YOUR OBJECTIVE: Please return every line of the records that contains the word "this".
[INPUT — start]
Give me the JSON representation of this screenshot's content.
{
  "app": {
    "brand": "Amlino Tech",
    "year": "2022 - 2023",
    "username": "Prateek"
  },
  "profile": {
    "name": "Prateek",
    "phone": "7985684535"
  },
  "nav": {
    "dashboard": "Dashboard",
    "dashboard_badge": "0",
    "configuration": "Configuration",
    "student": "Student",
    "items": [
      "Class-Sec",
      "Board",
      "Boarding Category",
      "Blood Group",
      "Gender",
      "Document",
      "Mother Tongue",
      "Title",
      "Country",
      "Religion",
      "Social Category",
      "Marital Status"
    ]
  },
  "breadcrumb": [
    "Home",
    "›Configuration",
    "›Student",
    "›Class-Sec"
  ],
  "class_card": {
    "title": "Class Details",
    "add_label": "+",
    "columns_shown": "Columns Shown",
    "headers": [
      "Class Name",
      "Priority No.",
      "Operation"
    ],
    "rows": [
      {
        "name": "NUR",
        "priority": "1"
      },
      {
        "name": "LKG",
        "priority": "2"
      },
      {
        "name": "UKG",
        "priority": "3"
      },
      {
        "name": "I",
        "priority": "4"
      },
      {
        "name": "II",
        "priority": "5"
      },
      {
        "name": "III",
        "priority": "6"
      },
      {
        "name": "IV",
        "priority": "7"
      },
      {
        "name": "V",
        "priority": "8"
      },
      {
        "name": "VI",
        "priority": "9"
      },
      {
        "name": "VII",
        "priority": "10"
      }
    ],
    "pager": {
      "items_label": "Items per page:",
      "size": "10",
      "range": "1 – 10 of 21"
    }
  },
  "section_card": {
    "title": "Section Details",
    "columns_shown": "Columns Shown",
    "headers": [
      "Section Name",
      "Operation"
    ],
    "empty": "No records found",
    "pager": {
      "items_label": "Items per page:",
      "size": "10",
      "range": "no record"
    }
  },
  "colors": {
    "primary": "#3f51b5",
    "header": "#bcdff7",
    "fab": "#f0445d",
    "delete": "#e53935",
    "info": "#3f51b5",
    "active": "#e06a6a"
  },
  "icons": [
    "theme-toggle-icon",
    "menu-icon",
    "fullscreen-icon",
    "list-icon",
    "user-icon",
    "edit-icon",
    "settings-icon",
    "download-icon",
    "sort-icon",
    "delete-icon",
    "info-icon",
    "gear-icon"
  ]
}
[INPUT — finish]
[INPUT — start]
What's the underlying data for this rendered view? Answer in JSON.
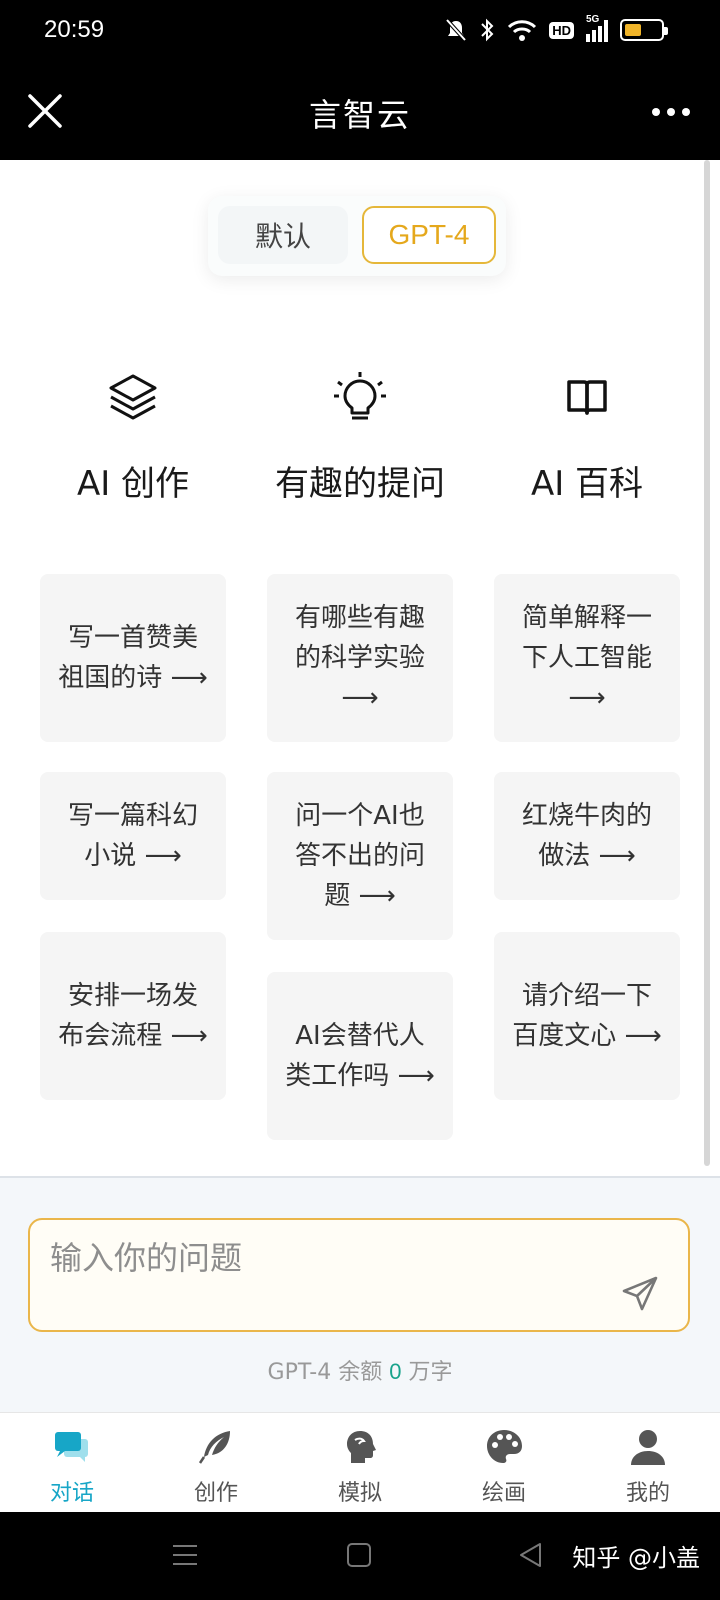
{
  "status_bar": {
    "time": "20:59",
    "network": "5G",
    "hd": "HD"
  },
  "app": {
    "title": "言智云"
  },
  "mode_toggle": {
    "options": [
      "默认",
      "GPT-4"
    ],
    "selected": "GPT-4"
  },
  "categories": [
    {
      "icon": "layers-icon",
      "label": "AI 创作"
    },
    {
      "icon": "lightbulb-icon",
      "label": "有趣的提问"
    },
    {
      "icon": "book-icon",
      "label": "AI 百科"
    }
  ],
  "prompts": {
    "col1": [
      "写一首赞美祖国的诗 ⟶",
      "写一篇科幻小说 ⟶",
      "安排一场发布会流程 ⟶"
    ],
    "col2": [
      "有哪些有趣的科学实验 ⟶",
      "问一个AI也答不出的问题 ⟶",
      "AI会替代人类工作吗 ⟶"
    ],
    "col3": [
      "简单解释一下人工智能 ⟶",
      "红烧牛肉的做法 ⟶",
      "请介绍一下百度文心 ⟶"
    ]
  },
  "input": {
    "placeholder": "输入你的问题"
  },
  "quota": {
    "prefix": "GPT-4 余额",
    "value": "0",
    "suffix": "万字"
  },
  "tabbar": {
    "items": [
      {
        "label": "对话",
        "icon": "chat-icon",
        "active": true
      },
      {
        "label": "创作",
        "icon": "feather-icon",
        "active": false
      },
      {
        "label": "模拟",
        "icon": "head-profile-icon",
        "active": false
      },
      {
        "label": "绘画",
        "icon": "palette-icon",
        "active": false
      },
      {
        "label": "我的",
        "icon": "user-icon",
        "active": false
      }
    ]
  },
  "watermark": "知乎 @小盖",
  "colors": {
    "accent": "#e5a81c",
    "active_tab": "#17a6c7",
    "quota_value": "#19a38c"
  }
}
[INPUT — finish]
EXPECTED OUTPUT:
Give me the JSON representation of this screenshot's content.
What's the underlying data for this rendered view? Answer in JSON.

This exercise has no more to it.